Data records for software interfaces:
↓

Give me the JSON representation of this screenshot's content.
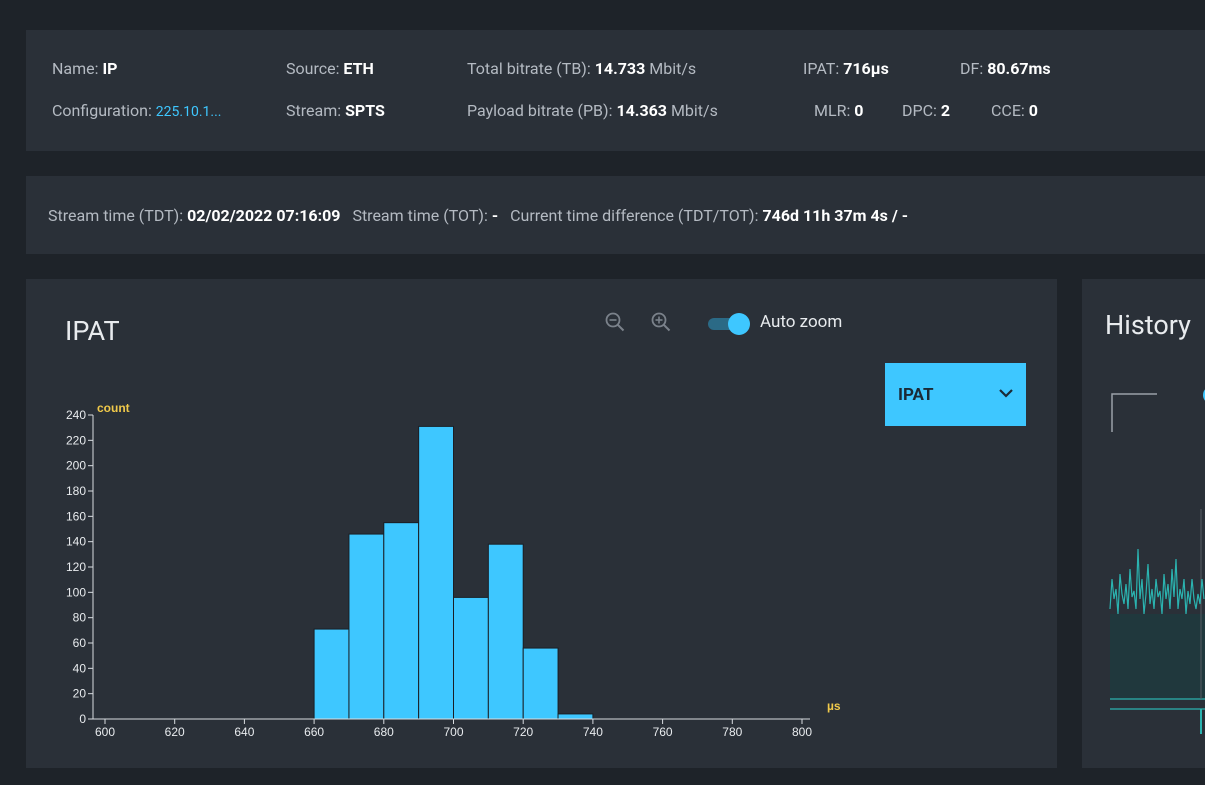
{
  "info": {
    "name_label": "Name:",
    "name_value": "IP",
    "source_label": "Source:",
    "source_value": "ETH",
    "tb_label": "Total bitrate (TB):",
    "tb_value": "14.733",
    "tb_unit": "Mbit/s",
    "ipat_label": "IPAT:",
    "ipat_value": "716µs",
    "df_label": "DF:",
    "df_value": "80.67ms",
    "config_label": "Configuration:",
    "config_value": "225.10.1...",
    "stream_label": "Stream:",
    "stream_value": "SPTS",
    "pb_label": "Payload bitrate (PB):",
    "pb_value": "14.363",
    "pb_unit": "Mbit/s",
    "mlr_label": "MLR:",
    "mlr_value": "0",
    "dpc_label": "DPC:",
    "dpc_value": "2",
    "cce_label": "CCE:",
    "cce_value": "0"
  },
  "time": {
    "tdt_label": "Stream time (TDT):",
    "tdt_value": "02/02/2022 07:16:09",
    "tot_label": "Stream time (TOT):",
    "tot_value": "-",
    "diff_label": "Current time difference (TDT/TOT):",
    "diff_value": "746d 11h 37m 4s / -"
  },
  "ipat_panel": {
    "title": "IPAT",
    "auto_zoom_label": "Auto zoom",
    "auto_zoom_on": true,
    "metric_select": "IPAT"
  },
  "history_panel": {
    "title": "History"
  },
  "colors": {
    "accent": "#3ec7ff",
    "axis_label": "#f0c94a",
    "card": "#2a3038",
    "background": "#1e2329"
  },
  "icons": [
    "zoom-out-icon",
    "zoom-in-icon",
    "chevron-down-icon"
  ],
  "chart_data": {
    "type": "bar",
    "xlabel": "µs",
    "ylabel": "count",
    "xlim": [
      600,
      800
    ],
    "ylim": [
      0,
      240
    ],
    "x_ticks": [
      600,
      620,
      640,
      660,
      680,
      700,
      720,
      740,
      760,
      780,
      800
    ],
    "y_ticks": [
      0,
      20,
      40,
      60,
      80,
      100,
      120,
      140,
      160,
      180,
      200,
      220,
      240
    ],
    "bin_width": 10,
    "bins": [
      {
        "start": 660,
        "value": 71
      },
      {
        "start": 670,
        "value": 146
      },
      {
        "start": 680,
        "value": 155
      },
      {
        "start": 690,
        "value": 231
      },
      {
        "start": 700,
        "value": 96
      },
      {
        "start": 710,
        "value": 138
      },
      {
        "start": 720,
        "value": 56
      },
      {
        "start": 730,
        "value": 4
      }
    ]
  }
}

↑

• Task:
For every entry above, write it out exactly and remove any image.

• Expected output:
Give me the JSON representation of this screenshot's content.
{
  "info": {
    "name_label": "Name:",
    "name_value": "IP",
    "source_label": "Source:",
    "source_value": "ETH",
    "tb_label": "Total bitrate (TB):",
    "tb_value": "14.733",
    "tb_unit": "Mbit/s",
    "ipat_label": "IPAT:",
    "ipat_value": "716µs",
    "df_label": "DF:",
    "df_value": "80.67ms",
    "config_label": "Configuration:",
    "config_value": "225.10.1...",
    "stream_label": "Stream:",
    "stream_value": "SPTS",
    "pb_label": "Payload bitrate (PB):",
    "pb_value": "14.363",
    "pb_unit": "Mbit/s",
    "mlr_label": "MLR:",
    "mlr_value": "0",
    "dpc_label": "DPC:",
    "dpc_value": "2",
    "cce_label": "CCE:",
    "cce_value": "0"
  },
  "time": {
    "tdt_label": "Stream time (TDT):",
    "tdt_value": "02/02/2022 07:16:09",
    "tot_label": "Stream time (TOT):",
    "tot_value": "-",
    "diff_label": "Current time difference (TDT/TOT):",
    "diff_value": "746d 11h 37m 4s / -"
  },
  "ipat_panel": {
    "title": "IPAT",
    "auto_zoom_label": "Auto zoom",
    "auto_zoom_on": true,
    "metric_select": "IPAT"
  },
  "history_panel": {
    "title": "History"
  },
  "colors": {
    "accent": "#3ec7ff",
    "axis_label": "#f0c94a",
    "card": "#2a3038",
    "background": "#1e2329"
  },
  "icons": [
    "zoom-out-icon",
    "zoom-in-icon",
    "chevron-down-icon"
  ],
  "chart_data": {
    "type": "bar",
    "xlabel": "µs",
    "ylabel": "count",
    "xlim": [
      600,
      800
    ],
    "ylim": [
      0,
      240
    ],
    "x_ticks": [
      600,
      620,
      640,
      660,
      680,
      700,
      720,
      740,
      760,
      780,
      800
    ],
    "y_ticks": [
      0,
      20,
      40,
      60,
      80,
      100,
      120,
      140,
      160,
      180,
      200,
      220,
      240
    ],
    "bin_width": 10,
    "bins": [
      {
        "start": 660,
        "value": 71
      },
      {
        "start": 670,
        "value": 146
      },
      {
        "start": 680,
        "value": 155
      },
      {
        "start": 690,
        "value": 231
      },
      {
        "start": 700,
        "value": 96
      },
      {
        "start": 710,
        "value": 138
      },
      {
        "start": 720,
        "value": 56
      },
      {
        "start": 730,
        "value": 4
      }
    ]
  }
}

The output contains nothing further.